BCE Inc. says it wants to set the global standard for providing IP services, but one industry observer pointed out that the company already trails a competitor at home in one respect.
“Telus was first,” said Ronald Gruia, an analyst at Frost & Sullivan in Toronto, noting that Burnaby, B.C.-based Telus Corp. has won the race to the enterprise.
BCE, the Montreal communications company that owns Bell Canada, made public its big plans for IP telephony during an annual presentation to the financial community Wednesday. Michael Sabia, BCE’s CEO, said the firm means to “set a standard” when it comes to IP products.
“Our objective is to lead the pack,” he said during a press conference in Toronto.
BCE outlined a number of IP initiatives, including VoIP for consumers, as well as plans to lure businesses away from circuit-switched service and onto IP.
“We do not expect to be outflanked,” Sabia said.
But despite BCE’s bravado, it lags Telus in the enterprise space, noted Gruia. That carrier last month unveiled IP-One, a hosted IP service for businesses. It allows users to control voice and data communications from their PCs — which calls go to which line, time-of-day prioritization, call routing and easy call-conference capabilities.
Sabia did not specify if or when BCE’s subsidiary Bell would present a similar product, although Gruia said it’s probably in the works. Bell has been testing certain equipment from Nortel Networks that is designed to support just the thing.

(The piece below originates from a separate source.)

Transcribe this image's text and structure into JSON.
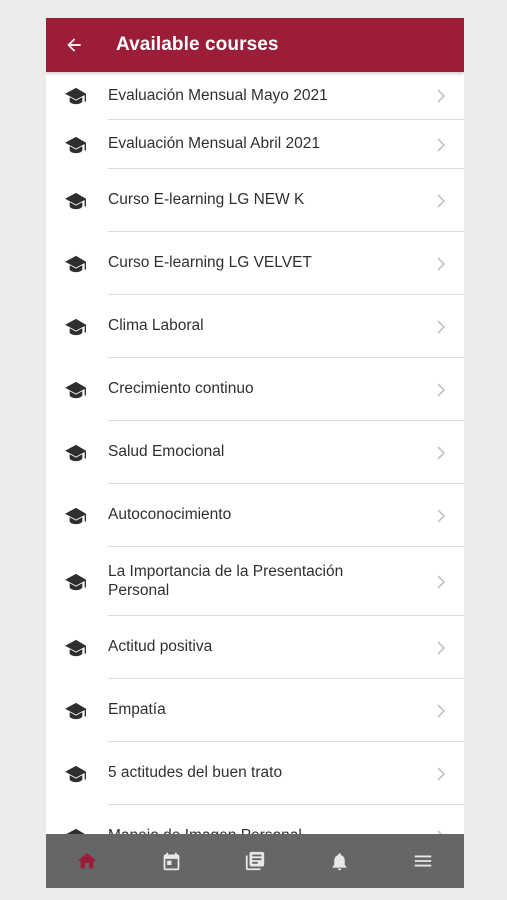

“I’m convinced they have something up their sleeve,” he said, adding that BCE would probably market the offering through its western subsidiary Bell West, which targets Telus’s backyard, Alberta and B.C. Telus did something similar, bringing IP-One first to Ontario and Quebec, which is Bell’s stomping ground.
Among its future plans, BCE said it would take full control of Bell West, buying Winnipeg-based Manitoba Telecom Services Inc. (MTS) out of the venture for $650 million. MTS holds 40 per cent of Bell West.

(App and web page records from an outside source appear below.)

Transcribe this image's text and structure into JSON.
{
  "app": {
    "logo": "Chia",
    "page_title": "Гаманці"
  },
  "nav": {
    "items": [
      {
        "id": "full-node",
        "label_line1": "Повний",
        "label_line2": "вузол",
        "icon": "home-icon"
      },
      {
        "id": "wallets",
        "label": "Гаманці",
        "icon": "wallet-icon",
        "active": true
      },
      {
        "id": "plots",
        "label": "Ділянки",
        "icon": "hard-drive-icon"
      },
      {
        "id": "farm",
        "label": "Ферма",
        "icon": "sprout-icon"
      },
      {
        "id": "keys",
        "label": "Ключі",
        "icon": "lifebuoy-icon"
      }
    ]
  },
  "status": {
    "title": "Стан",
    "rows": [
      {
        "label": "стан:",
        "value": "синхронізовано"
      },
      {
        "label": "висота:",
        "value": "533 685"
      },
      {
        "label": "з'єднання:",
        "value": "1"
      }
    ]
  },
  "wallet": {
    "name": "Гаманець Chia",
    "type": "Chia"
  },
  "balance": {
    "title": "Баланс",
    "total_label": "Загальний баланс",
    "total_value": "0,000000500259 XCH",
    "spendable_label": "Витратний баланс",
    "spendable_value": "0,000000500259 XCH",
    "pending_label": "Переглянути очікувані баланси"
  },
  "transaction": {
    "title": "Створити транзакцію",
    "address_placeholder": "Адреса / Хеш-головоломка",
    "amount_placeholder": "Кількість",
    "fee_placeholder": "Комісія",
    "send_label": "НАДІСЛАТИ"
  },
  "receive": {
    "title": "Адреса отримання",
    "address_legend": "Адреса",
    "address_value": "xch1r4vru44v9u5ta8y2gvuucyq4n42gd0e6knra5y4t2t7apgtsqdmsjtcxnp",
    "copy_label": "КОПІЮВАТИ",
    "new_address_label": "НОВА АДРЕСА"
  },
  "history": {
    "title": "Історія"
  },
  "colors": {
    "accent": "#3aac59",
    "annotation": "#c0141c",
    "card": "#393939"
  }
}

BCE also said it would port all of its voice and data traffic onto an IP network by 2007; start a market trial of consumer VoIP early next year; expand its DSL footprint to bring high-speed Internet to more places; improve customer service for small- and medium-sized businesses (SMBs); and improve billing and customer service processes for enterprises.

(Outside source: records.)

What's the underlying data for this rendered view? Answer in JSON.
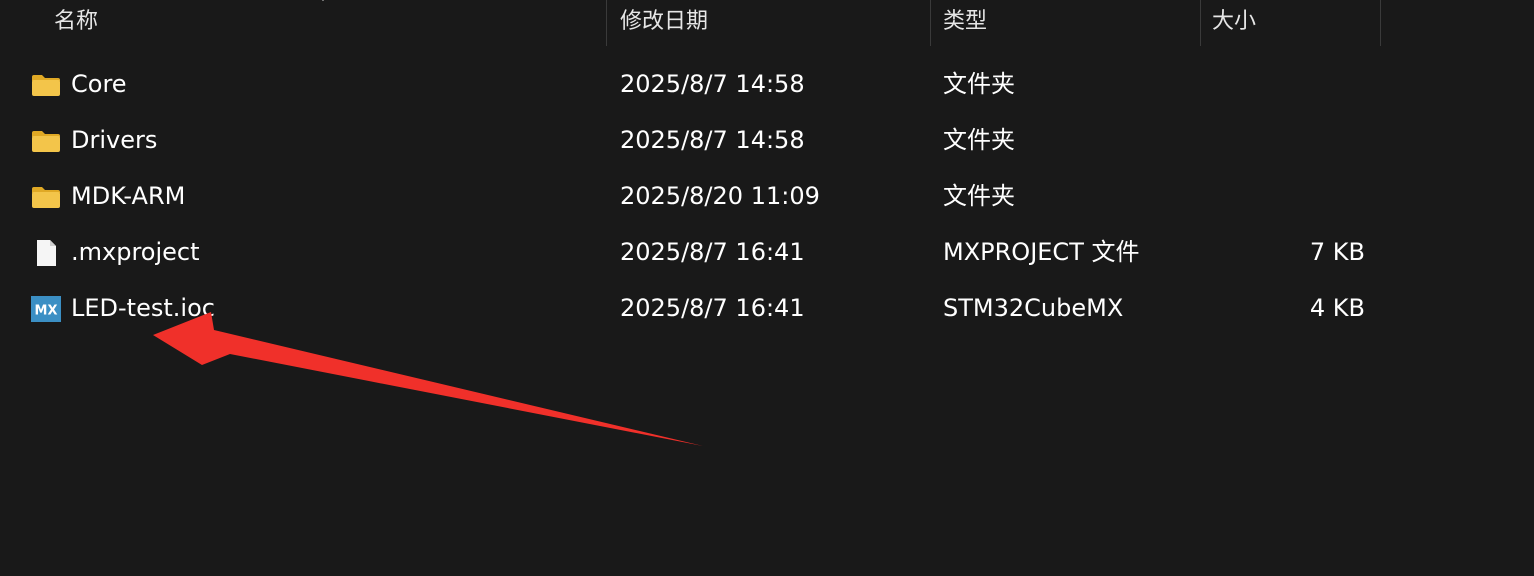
{
  "columns": {
    "name": "名称",
    "modified": "修改日期",
    "type": "类型",
    "size": "大小"
  },
  "rows": [
    {
      "name": "Core",
      "modified": "2025/8/7 14:58",
      "type": "文件夹",
      "size": "",
      "icon": "folder-icon"
    },
    {
      "name": "Drivers",
      "modified": "2025/8/7 14:58",
      "type": "文件夹",
      "size": "",
      "icon": "folder-icon"
    },
    {
      "name": "MDK-ARM",
      "modified": "2025/8/20 11:09",
      "type": "文件夹",
      "size": "",
      "icon": "folder-icon"
    },
    {
      "name": ".mxproject",
      "modified": "2025/8/7 16:41",
      "type": "MXPROJECT 文件",
      "size": "7 KB",
      "icon": "file-icon"
    },
    {
      "name": "LED-test.ioc",
      "modified": "2025/8/7 16:41",
      "type": "STM32CubeMX",
      "size": "4 KB",
      "icon": "mx-icon",
      "icon_text": "MX"
    }
  ],
  "colors": {
    "background": "#191919",
    "folder": "#f3c54a",
    "mx_icon": "#3b8fc4",
    "annotation_arrow": "#f0302a"
  }
}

In a separate announcement earlier this week Bell said that it would spend $170 million on Nortel Networks optical gear, to “evolve seamlessly from a…circuit-based facility, to a more packet-based network.”
Also earlier in the week, Bell said it would boost the download speed of its ADSL Internet service from 1.5Mbps to 3Mbps for consumers, and from 3Mbps to 4Mbps for businesses. Upload speeds would increase to a maximum of 800Kbps.
Gruia said BCE and Bell’s recent announcements could put them in a strong position, particularly in the consumer arena. Increased bandwidth plus VoIP and video technology initiatives equals a powerful voice, video and data bundle for residential customers. “They could become the leader there,” Gruia said.
But no matter which class of customer BCE aims for, the firm has plenty to prove before it can call its IP undertakings a success.
“It all depends on value,” Gruia said. “How much does it deliver?”